# [WHAT TO DO]
Go through the following listing and count each line that contains the string "Vulnerability"; the answer is that number alone.

# [TASK MATERIAL]
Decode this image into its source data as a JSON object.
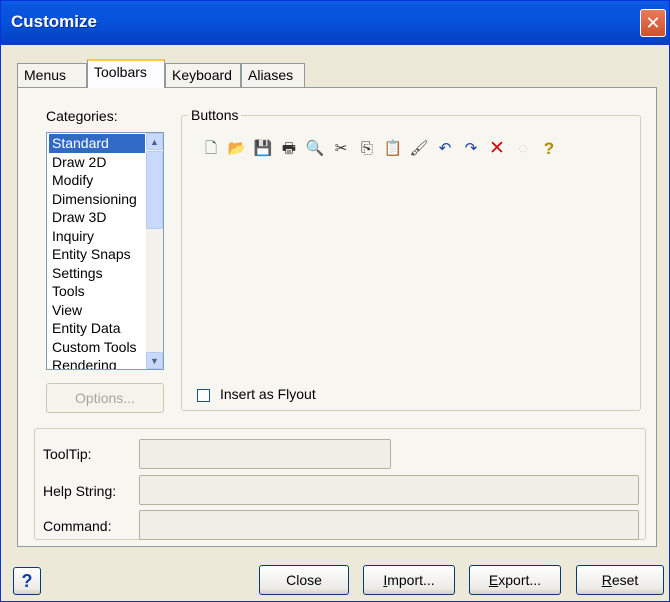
{
  "window": {
    "title": "Customize",
    "close_glyph": "✕"
  },
  "tabs": [
    {
      "label": "Menus",
      "active": false
    },
    {
      "label": "Toolbars",
      "active": true
    },
    {
      "label": "Keyboard",
      "active": false
    },
    {
      "label": "Aliases",
      "active": false
    }
  ],
  "categories": {
    "label": "Categories:",
    "selected": "Standard",
    "items": [
      "Standard",
      "Draw 2D",
      "Modify",
      "Dimensioning",
      "Draw 3D",
      "Inquiry",
      "Entity Snaps",
      "Settings",
      "Tools",
      "View",
      "Entity Data",
      "Custom Tools",
      "Rendering"
    ]
  },
  "options_button": {
    "label": "Options...",
    "enabled": false
  },
  "buttons_group": {
    "legend": "Buttons",
    "icons": [
      {
        "name": "new-icon",
        "glyph": "🗋",
        "color": "#3a6d3a"
      },
      {
        "name": "open-folder-icon",
        "glyph": "📂",
        "color": "#b08a1a"
      },
      {
        "name": "save-icon",
        "glyph": "💾",
        "color": "#222222"
      },
      {
        "name": "print-icon",
        "glyph": "🖶",
        "color": "#333333"
      },
      {
        "name": "print-preview-icon",
        "glyph": "🔍",
        "color": "#1c4fa0"
      },
      {
        "name": "cut-icon",
        "glyph": "✂",
        "color": "#333333"
      },
      {
        "name": "copy-icon",
        "glyph": "⎘",
        "color": "#333333"
      },
      {
        "name": "paste-icon",
        "glyph": "📋",
        "color": "#7a5a20"
      },
      {
        "name": "match-properties-icon",
        "glyph": "🖌",
        "color": "#444444"
      },
      {
        "name": "undo-icon",
        "glyph": "↶",
        "color": "#1c3f9a"
      },
      {
        "name": "redo-icon",
        "glyph": "↷",
        "color": "#1c3f9a"
      },
      {
        "name": "delete-icon",
        "glyph": "✕",
        "color": "#cc1010"
      },
      {
        "name": "disabled-tool-icon",
        "glyph": "◌",
        "color": "#c8c8c0"
      },
      {
        "name": "help-icon",
        "glyph": "?",
        "color": "#b08a00"
      }
    ],
    "insert_flyout": {
      "label": "Insert as Flyout",
      "checked": false
    }
  },
  "fields": {
    "tooltip": {
      "label": "ToolTip:",
      "value": ""
    },
    "help_string": {
      "label": "Help String:",
      "value": ""
    },
    "command": {
      "label": "Command:",
      "value": ""
    }
  },
  "footer": {
    "help_glyph": "?",
    "close": "Close",
    "import_pre": "",
    "import_u": "I",
    "import_post": "mport...",
    "export_pre": "",
    "export_u": "E",
    "export_post": "xport...",
    "reset_pre": "",
    "reset_u": "R",
    "reset_post": "eset"
  }
}
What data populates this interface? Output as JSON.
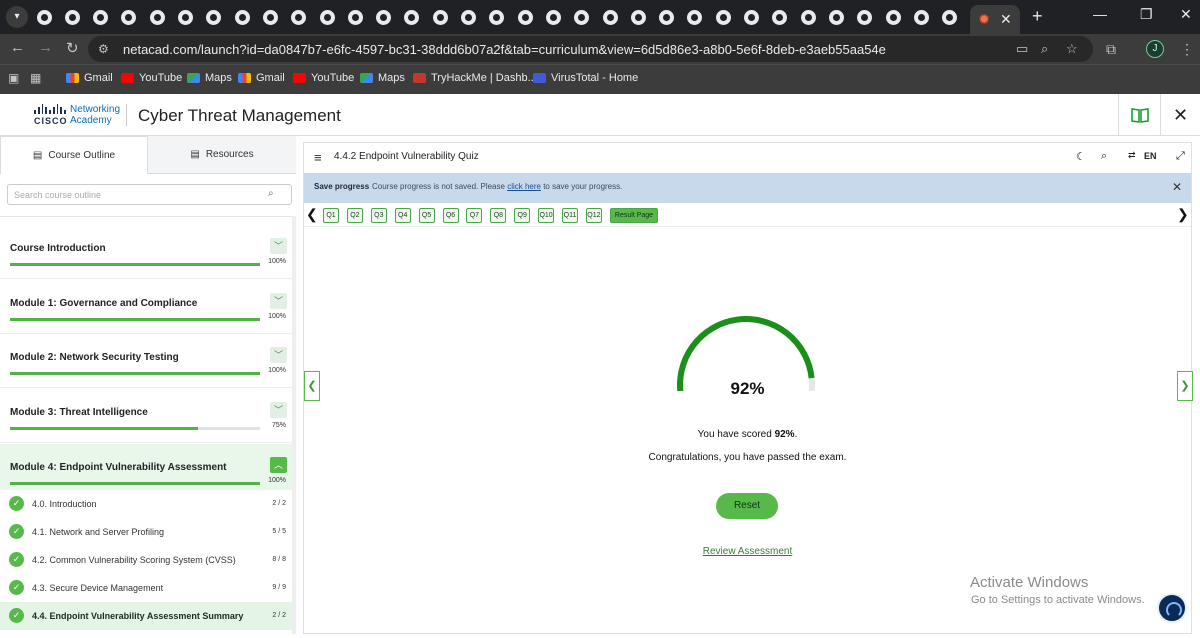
{
  "browser": {
    "url": "netacad.com/launch?id=da0847b7-e6fc-4597-bc31-38ddd6b07a2f&tab=curriculum&view=6d5d86e3-a8b0-5e6f-8deb-e3aeb55aa54e",
    "profile_initial": "J",
    "active_tab_icon": "star-burst-icon",
    "bookmarks": [
      "Gmail",
      "YouTube",
      "Maps",
      "Gmail",
      "YouTube",
      "Maps",
      "TryHackMe | Dashb...",
      "VirusTotal - Home"
    ]
  },
  "app": {
    "brand_line1": "Networking",
    "brand_line2": "Academy",
    "brand_word": "CISCO",
    "course_title": "Cyber Threat Management"
  },
  "sidebar": {
    "tabs": [
      "Course Outline",
      "Resources"
    ],
    "search_placeholder": "Search course outline",
    "modules": [
      {
        "name": "Course Introduction",
        "progress": "100%",
        "value": 100,
        "open": false
      },
      {
        "name": "Module 1: Governance and Compliance",
        "progress": "100%",
        "value": 100,
        "open": false
      },
      {
        "name": "Module 2: Network Security Testing",
        "progress": "100%",
        "value": 100,
        "open": false
      },
      {
        "name": "Module 3: Threat Intelligence",
        "progress": "75%",
        "value": 75,
        "open": false
      },
      {
        "name": "Module 4: Endpoint Vulnerability Assessment",
        "progress": "100%",
        "value": 100,
        "open": true
      }
    ],
    "sections": [
      {
        "name": "4.0. Introduction",
        "count": "2 / 2"
      },
      {
        "name": "4.1. Network and Server Profiling",
        "count": "5 / 5"
      },
      {
        "name": "4.2. Common Vulnerability Scoring System (CVSS)",
        "count": "8 / 8"
      },
      {
        "name": "4.3. Secure Device Management",
        "count": "9 / 9"
      },
      {
        "name": "4.4. Endpoint Vulnerability Assessment Summary",
        "count": "2 / 2"
      }
    ]
  },
  "main": {
    "quiz_title": "4.4.2 Endpoint Vulnerability Quiz",
    "language": "EN",
    "banner": {
      "title": "Save progress",
      "text_before": "Course progress is not saved. Please ",
      "link": "click here",
      "text_after": " to save your progress."
    },
    "questions": [
      "Q1",
      "Q2",
      "Q3",
      "Q4",
      "Q5",
      "Q6",
      "Q7",
      "Q8",
      "Q9",
      "Q10",
      "Q11",
      "Q12"
    ],
    "result_label": "Result Page",
    "score_value": 92,
    "score_display": "92%",
    "scored_prefix": "You have scored ",
    "scored_bold": "92%",
    "scored_suffix": ".",
    "congrats": "Congratulations, you have passed the exam.",
    "reset_label": "Reset",
    "review_label": "Review Assessment"
  },
  "os": {
    "watermark_title": "Activate Windows",
    "watermark_sub": "Go to Settings to activate Windows."
  },
  "colors": {
    "accent_green": "#58b94b",
    "gauge_green": "#1a8f1a",
    "gauge_track": "#e6e6e6",
    "banner_blue": "#c9d9ec"
  }
}
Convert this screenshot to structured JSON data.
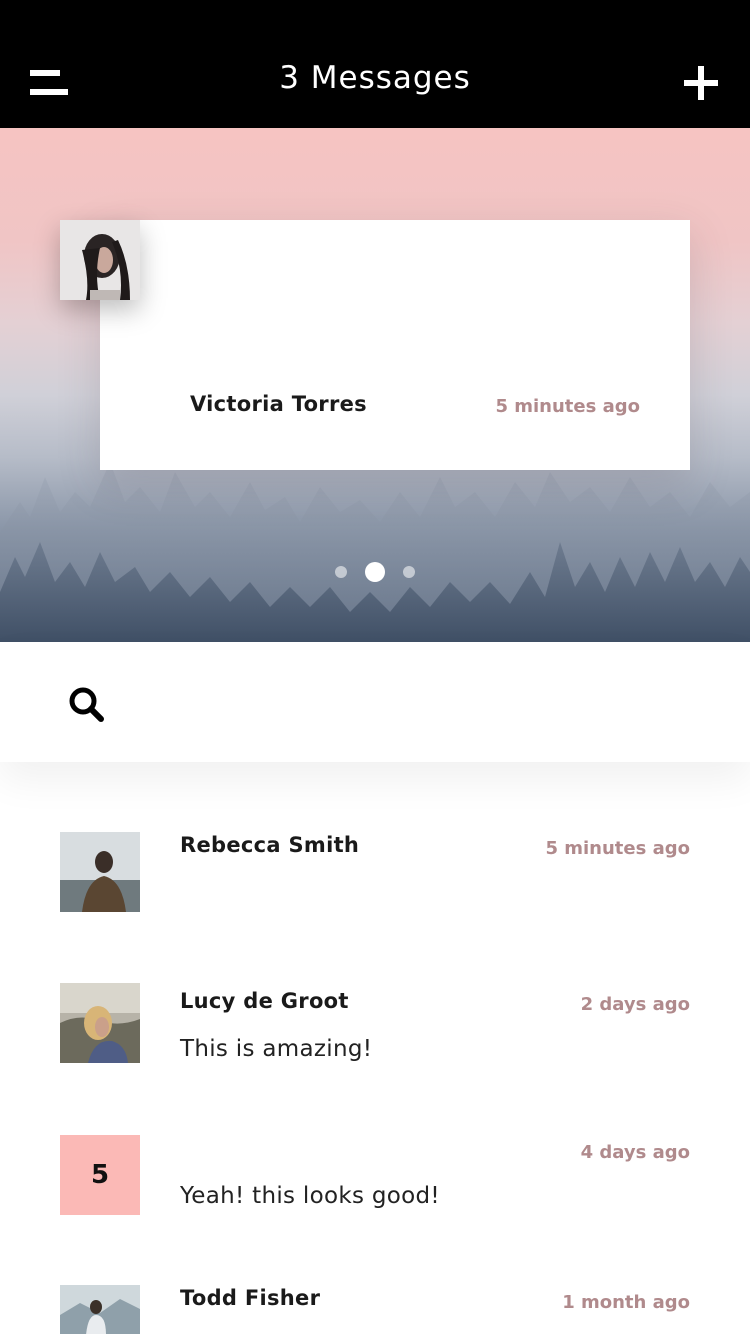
{
  "header": {
    "title": "3 Messages",
    "menu_icon": "menu-icon",
    "add_icon": "plus-icon"
  },
  "featured": {
    "name": "Victoria Torres",
    "time": "5 minutes ago",
    "active_slide": 2,
    "slide_count": 3
  },
  "search": {
    "icon": "search-icon"
  },
  "messages": [
    {
      "name": "Rebecca Smith",
      "time": "5 minutes ago",
      "text": ""
    },
    {
      "name": "Lucy de Groot",
      "time": "2 days ago",
      "text": "This is amazing!"
    },
    {
      "name": "",
      "badge": "5",
      "time": "4 days ago",
      "text": "Yeah! this looks good!"
    },
    {
      "name": "Todd Fisher",
      "time": "1 month ago",
      "text": ""
    }
  ],
  "colors": {
    "navbar": "#000000",
    "timestamp": "#b08a8c",
    "badge": "#fbb9b6",
    "hero_top": "#f6c4c2"
  }
}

# [RESPONSE]
4